▶ _GOAL OF THE EXERCISE_
Answer with a single number stating how many lines of the entries below include the string "webkit".

▶ _GIVEN DATA_

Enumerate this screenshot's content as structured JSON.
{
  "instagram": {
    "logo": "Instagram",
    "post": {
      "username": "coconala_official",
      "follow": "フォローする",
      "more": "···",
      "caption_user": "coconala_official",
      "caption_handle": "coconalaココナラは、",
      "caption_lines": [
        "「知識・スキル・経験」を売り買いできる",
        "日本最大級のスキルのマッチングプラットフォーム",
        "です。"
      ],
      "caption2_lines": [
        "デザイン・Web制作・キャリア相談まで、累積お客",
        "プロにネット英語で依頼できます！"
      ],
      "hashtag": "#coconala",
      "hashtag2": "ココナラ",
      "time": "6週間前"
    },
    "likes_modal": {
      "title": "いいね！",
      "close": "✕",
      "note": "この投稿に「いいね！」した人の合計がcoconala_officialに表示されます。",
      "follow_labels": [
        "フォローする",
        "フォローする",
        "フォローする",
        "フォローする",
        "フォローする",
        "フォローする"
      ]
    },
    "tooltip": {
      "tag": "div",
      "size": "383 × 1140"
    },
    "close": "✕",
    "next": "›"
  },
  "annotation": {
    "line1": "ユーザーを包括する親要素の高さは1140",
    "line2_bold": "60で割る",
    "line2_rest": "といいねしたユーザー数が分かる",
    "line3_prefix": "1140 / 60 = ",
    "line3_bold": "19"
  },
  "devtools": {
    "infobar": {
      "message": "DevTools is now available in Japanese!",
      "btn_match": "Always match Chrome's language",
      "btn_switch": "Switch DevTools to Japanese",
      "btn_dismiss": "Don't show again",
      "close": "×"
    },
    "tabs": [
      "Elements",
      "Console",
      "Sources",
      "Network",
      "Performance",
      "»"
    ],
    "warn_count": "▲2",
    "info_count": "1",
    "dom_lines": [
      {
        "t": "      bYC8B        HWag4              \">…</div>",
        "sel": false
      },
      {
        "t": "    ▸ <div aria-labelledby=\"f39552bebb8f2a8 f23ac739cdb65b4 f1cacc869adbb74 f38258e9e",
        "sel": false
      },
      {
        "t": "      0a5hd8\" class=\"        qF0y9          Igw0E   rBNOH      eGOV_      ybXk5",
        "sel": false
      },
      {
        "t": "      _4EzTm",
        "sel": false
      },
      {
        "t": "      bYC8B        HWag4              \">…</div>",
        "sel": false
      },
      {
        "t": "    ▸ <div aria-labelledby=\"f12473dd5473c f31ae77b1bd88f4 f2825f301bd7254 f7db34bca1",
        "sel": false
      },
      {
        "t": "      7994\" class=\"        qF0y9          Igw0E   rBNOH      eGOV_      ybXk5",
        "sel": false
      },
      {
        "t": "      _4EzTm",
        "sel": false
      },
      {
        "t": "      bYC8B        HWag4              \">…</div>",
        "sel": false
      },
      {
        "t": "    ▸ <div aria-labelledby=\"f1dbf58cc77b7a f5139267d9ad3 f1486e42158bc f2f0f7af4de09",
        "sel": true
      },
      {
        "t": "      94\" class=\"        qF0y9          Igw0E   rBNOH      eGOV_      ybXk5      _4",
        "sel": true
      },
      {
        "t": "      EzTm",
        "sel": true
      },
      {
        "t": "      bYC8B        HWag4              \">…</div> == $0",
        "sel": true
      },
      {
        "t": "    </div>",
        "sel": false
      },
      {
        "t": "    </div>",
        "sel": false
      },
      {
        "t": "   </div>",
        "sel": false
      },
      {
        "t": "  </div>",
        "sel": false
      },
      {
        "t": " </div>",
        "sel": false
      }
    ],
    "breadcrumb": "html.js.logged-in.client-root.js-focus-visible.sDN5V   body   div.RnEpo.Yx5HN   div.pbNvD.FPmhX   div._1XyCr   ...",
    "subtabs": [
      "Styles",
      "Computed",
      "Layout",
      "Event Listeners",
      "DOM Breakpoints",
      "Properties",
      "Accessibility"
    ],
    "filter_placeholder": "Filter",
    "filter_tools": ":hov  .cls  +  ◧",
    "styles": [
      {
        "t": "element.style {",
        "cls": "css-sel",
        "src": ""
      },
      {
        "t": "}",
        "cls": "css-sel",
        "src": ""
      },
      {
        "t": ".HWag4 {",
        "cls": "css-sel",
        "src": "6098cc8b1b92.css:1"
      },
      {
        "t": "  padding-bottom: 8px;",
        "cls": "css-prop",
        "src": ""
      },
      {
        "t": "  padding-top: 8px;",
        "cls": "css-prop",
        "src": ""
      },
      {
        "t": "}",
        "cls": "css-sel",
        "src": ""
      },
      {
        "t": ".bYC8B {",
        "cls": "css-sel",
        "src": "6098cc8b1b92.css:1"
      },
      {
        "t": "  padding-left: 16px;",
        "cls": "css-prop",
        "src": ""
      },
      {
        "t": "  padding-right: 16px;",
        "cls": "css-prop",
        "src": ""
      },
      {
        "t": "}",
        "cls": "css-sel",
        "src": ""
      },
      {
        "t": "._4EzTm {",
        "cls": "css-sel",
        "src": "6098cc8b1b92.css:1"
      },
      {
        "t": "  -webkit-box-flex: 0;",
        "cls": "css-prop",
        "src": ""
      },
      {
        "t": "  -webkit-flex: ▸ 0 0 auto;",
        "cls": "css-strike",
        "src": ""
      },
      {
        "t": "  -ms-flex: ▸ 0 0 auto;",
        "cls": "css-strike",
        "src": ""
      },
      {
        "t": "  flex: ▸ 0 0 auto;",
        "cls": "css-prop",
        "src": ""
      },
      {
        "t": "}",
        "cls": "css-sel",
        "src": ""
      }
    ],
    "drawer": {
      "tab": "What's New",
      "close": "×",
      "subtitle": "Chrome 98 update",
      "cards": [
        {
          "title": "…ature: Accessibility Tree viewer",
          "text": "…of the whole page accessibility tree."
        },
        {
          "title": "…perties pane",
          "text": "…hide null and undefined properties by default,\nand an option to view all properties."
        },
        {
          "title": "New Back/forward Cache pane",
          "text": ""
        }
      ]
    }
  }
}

▶ _ANSWER FOR THIS EXERCISE_
2